21 November 2016, 10:41
David Mellor: The future of Germany and France for the next few years is suddenly a lot clearer - and it could be very good news for Britain and Brexit.
The shape of the new EU became more apparent this weekend, with François Fillon well ahead in the race to become the centre right candidate for the French Presidency (effectively the next President), and Angela Merkel announcing she will indeed stand again for Chancellor in next year’s German elections.
The defeat of the ghastly ex-President Sarkozy, a strutting turkey cock with nothing to commend him beyond blind ambition, is good news for Britain as well as for France. Here is a man who would play any card to secure support and abusing “Les Rosbif” alongside Muslim women, was as good as it got from him.
But the apparent defeat, to be confirmed next Sunday, of Alain Juppé is equally good news.
Juppé too, though an alleged moderate, was not above playing the anti-Brit card, threatening to move border controls from Calais to Dover, thereby showing little or no appreciation that it’s not our fault that a lot of people turn up in France wanting to come here, and, for whatever reason, don’t want to stay in France.
At 71, with a Hilary Clinton-like murky background, which involved a suspended sentence in 2004 for putting party workers on the public payroll in Paris, Juppé is as stale as last week’s croissant and as smelly as an over-ripe Camembert.
Fillon, above, who almost won outright yesterday, will surely beat Juppé next weekend. And, as an admirer of Margaret Thatcher, with a Welsh wife and a longstanding reputation as an Anglophile, he’s surely someone we can do business with.
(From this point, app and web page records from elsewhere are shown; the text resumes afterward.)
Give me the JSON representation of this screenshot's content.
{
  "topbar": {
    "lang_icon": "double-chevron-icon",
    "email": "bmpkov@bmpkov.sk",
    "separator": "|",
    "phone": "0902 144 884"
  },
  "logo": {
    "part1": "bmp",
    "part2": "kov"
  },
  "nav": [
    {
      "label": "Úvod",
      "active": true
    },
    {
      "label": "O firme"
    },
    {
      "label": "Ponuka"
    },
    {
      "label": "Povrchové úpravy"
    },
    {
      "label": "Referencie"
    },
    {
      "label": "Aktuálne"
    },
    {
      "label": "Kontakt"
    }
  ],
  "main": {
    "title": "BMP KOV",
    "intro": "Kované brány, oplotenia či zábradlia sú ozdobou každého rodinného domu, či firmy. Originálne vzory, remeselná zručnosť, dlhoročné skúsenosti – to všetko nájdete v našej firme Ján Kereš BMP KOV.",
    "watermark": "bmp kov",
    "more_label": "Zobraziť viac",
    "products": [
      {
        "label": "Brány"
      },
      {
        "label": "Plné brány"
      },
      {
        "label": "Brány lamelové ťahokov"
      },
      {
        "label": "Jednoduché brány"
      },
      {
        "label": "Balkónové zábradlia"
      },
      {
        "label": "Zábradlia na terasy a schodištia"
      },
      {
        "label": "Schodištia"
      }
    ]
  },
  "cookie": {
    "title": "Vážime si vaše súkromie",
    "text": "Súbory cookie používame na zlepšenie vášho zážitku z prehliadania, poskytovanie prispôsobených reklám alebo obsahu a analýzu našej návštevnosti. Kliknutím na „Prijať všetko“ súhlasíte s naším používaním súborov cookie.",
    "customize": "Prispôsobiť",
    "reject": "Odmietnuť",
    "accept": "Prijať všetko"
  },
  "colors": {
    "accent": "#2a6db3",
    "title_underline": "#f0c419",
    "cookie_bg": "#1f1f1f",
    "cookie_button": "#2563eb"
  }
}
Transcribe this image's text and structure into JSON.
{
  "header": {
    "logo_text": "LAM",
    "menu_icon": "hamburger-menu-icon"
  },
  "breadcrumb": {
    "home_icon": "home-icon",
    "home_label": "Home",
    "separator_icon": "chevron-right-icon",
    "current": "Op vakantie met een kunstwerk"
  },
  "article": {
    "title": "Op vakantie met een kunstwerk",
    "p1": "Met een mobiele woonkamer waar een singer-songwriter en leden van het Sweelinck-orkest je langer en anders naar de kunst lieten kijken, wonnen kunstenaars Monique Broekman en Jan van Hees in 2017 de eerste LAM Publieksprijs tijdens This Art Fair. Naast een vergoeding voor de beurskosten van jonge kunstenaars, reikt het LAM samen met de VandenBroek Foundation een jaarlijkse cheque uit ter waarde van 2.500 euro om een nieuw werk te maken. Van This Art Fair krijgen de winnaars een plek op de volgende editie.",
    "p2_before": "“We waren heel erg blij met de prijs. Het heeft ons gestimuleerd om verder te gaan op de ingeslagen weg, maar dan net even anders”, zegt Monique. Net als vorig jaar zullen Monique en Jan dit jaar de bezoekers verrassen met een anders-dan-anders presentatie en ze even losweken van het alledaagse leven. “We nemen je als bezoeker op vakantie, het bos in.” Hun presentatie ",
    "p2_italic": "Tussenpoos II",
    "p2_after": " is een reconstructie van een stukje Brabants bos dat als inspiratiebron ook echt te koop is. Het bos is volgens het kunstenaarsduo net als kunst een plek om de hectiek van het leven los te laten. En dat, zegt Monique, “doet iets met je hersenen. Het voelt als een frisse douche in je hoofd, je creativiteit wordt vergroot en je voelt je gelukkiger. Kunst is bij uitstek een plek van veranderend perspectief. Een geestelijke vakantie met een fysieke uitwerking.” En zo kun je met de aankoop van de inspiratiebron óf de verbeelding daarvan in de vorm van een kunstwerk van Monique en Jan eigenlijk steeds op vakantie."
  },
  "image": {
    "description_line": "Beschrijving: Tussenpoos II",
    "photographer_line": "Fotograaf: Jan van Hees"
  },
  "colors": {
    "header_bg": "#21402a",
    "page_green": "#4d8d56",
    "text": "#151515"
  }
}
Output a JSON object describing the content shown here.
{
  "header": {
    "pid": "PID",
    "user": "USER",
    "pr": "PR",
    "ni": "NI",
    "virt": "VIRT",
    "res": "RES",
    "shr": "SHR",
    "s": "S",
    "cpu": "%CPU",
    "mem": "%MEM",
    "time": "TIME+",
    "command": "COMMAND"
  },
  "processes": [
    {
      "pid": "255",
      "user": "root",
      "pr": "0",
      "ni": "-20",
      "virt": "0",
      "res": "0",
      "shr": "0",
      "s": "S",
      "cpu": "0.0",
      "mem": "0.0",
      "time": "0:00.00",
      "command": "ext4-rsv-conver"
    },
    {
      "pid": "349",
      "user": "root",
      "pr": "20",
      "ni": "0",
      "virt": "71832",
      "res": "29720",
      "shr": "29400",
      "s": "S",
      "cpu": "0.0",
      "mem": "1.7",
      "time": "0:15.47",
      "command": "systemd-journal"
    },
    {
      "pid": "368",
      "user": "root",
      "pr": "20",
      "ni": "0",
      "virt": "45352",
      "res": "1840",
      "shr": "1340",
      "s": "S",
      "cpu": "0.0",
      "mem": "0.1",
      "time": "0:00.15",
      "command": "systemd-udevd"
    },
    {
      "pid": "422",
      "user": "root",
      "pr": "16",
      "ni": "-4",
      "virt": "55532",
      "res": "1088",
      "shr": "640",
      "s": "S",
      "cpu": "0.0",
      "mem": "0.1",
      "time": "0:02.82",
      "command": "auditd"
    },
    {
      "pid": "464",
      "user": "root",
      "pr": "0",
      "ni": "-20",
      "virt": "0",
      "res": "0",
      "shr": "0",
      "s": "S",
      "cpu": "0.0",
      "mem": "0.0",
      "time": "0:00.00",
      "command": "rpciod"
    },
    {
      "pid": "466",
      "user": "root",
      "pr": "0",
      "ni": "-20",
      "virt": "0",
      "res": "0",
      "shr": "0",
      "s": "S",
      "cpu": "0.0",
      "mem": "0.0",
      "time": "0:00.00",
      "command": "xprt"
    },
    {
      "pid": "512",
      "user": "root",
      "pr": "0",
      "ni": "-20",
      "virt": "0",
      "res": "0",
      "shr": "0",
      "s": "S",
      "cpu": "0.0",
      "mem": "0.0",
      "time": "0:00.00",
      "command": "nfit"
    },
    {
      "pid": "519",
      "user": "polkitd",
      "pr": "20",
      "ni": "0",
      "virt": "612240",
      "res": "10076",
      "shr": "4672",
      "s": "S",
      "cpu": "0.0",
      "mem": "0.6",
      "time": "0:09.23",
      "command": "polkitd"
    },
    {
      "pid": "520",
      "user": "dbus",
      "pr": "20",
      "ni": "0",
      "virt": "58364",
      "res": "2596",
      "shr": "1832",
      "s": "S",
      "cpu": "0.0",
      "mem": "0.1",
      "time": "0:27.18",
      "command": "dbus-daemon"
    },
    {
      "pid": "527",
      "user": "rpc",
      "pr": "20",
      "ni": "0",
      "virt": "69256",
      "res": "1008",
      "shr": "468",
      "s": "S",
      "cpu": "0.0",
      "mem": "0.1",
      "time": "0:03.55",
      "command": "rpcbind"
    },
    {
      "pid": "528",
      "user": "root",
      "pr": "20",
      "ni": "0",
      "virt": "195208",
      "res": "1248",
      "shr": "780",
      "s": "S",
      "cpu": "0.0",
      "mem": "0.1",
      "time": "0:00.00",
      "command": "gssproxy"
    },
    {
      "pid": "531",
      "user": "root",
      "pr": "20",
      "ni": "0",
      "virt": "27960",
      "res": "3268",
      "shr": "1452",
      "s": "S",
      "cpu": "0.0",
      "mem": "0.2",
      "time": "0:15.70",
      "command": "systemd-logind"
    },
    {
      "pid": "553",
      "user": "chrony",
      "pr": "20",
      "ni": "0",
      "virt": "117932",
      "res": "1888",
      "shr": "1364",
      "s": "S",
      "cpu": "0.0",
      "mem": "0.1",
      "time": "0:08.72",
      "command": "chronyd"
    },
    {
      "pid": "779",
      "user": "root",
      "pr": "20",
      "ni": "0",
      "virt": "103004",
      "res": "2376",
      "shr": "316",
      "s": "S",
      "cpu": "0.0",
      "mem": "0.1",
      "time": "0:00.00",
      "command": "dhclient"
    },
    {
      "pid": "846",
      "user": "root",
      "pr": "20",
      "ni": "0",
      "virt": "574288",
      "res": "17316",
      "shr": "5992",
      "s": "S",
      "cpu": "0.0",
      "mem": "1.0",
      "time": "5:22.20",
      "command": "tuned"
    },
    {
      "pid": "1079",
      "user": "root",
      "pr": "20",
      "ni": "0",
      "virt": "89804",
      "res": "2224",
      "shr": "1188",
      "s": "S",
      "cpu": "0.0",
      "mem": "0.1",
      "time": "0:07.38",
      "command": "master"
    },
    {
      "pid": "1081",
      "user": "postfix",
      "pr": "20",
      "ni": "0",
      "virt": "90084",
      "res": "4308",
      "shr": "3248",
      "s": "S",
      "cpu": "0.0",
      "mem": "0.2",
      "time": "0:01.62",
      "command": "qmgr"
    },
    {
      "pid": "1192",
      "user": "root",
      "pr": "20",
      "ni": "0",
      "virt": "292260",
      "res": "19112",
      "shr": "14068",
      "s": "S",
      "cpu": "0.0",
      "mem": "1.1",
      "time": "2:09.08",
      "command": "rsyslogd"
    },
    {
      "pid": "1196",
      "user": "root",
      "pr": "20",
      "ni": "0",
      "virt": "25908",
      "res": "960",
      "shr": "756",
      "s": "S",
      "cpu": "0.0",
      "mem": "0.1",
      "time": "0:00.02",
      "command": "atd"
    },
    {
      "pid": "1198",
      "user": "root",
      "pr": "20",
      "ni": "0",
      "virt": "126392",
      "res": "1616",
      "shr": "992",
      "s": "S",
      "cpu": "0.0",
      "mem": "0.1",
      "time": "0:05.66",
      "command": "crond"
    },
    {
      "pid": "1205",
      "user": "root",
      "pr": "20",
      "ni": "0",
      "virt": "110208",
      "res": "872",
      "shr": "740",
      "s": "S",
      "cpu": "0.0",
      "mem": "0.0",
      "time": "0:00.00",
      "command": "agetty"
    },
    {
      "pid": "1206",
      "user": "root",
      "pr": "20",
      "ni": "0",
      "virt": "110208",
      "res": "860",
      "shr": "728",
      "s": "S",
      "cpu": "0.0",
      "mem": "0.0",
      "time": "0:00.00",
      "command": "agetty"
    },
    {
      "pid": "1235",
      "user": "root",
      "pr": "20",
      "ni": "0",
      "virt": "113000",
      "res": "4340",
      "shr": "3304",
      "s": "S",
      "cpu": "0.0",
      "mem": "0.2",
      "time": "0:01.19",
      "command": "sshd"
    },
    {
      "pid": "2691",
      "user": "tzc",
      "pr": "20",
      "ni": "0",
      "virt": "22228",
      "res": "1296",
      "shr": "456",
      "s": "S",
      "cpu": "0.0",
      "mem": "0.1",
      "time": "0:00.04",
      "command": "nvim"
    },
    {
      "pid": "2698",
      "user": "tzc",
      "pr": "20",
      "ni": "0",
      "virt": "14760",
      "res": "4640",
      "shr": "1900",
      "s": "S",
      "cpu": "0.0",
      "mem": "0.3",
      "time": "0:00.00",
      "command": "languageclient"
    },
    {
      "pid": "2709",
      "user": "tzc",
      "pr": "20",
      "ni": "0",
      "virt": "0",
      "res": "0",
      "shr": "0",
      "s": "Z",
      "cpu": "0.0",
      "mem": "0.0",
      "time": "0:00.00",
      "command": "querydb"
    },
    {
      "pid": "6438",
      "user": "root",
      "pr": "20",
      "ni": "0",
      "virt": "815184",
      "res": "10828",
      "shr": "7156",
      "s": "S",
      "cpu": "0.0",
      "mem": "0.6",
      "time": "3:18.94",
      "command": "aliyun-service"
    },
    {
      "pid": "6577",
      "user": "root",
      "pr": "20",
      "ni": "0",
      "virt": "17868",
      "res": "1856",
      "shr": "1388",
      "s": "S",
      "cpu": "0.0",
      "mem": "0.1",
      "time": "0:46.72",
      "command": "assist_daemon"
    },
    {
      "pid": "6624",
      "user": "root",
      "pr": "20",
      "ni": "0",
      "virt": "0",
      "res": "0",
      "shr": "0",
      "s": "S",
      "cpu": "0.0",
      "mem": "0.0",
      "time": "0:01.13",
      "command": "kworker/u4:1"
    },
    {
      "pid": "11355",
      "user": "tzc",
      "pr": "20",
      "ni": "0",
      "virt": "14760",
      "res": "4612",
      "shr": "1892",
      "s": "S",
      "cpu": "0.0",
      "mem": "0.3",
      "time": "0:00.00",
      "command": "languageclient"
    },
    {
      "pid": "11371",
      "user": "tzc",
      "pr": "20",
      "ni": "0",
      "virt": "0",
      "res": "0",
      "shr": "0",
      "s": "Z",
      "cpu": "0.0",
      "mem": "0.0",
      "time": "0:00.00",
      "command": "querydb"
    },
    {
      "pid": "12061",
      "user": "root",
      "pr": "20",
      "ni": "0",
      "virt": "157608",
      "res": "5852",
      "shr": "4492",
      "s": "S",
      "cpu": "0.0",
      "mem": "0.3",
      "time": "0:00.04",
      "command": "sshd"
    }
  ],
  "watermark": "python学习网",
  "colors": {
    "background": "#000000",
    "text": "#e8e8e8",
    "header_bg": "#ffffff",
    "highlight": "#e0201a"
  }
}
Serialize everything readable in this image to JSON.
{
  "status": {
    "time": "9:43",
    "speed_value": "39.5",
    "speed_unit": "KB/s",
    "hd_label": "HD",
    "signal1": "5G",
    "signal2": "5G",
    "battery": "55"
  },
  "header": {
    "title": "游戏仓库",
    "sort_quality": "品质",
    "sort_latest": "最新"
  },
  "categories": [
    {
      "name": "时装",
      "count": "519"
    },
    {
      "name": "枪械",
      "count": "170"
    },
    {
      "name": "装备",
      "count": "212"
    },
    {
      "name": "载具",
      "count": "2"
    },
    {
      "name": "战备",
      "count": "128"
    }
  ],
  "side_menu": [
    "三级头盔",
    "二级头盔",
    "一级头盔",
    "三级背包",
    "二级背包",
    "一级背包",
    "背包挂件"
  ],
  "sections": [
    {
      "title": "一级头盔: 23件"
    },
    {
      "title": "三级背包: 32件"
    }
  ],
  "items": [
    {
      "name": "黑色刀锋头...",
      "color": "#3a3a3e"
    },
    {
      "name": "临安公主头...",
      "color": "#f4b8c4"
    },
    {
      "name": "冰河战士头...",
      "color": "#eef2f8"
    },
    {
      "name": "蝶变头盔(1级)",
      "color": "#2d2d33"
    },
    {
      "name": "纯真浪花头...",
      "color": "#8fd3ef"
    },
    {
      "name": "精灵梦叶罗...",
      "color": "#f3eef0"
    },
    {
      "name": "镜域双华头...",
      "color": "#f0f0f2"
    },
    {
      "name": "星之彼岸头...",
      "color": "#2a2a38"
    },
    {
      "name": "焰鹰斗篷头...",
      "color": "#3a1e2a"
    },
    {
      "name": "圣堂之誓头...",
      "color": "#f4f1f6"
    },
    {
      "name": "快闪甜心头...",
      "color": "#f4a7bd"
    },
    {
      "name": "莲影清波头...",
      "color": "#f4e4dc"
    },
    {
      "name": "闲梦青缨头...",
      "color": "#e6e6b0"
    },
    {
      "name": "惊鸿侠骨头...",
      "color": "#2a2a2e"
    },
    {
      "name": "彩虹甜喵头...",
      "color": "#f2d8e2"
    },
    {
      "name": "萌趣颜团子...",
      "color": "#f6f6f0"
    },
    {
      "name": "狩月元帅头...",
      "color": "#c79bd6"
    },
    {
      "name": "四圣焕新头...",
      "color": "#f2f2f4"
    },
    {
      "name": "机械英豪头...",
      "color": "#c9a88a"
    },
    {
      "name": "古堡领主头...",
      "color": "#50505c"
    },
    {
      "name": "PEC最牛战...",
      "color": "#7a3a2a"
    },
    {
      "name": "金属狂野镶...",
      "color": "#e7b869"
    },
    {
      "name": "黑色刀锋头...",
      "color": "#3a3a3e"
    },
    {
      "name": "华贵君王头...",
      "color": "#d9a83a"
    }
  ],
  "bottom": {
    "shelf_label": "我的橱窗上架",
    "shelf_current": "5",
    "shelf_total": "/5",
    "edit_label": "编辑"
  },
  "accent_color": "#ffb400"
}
And at 62 he isn’t totally clapped out, unlike the other two.
Merkel’s announcement is based on polling evidence that despite her massive pratfall over migration, she can still win. This is as much a sign of the dearth of credible alternatives, than any commendation of Merkel herself. But she’s good for Britain because, she can, if she chooses, sort out Brexit, either by making us an offer we can’t refuse, (something I have always thought likely in the fullness of time), or ensure the terms for exit are not too damaging.
Because of course terms that are ruinous for Britain would also be damaging to Germany, our major trading partner, which owns a huge slice of the British economy.
She’s too sensible to want to form the circular firing squad so desired by the dreadful Mr Juncker. With a fresh mandate, she will surely find the political will to exert herself, beginning with forcing Juncker’s resignation someone she didn’t really want in that key job anyway.
The huffing and puffing of President Hollande can now safely be ignored. He is still apparently wondering whether to run, but a Sarkozy type humiliation is all that awaits him if he does.
In recent weeks our Brexit team has looked a bit shambolic but they can take heart from this weekend’s events. A decent deal, whether to leave, or to stay on much improved terms, can now be seen, albeit through a glass, darkly.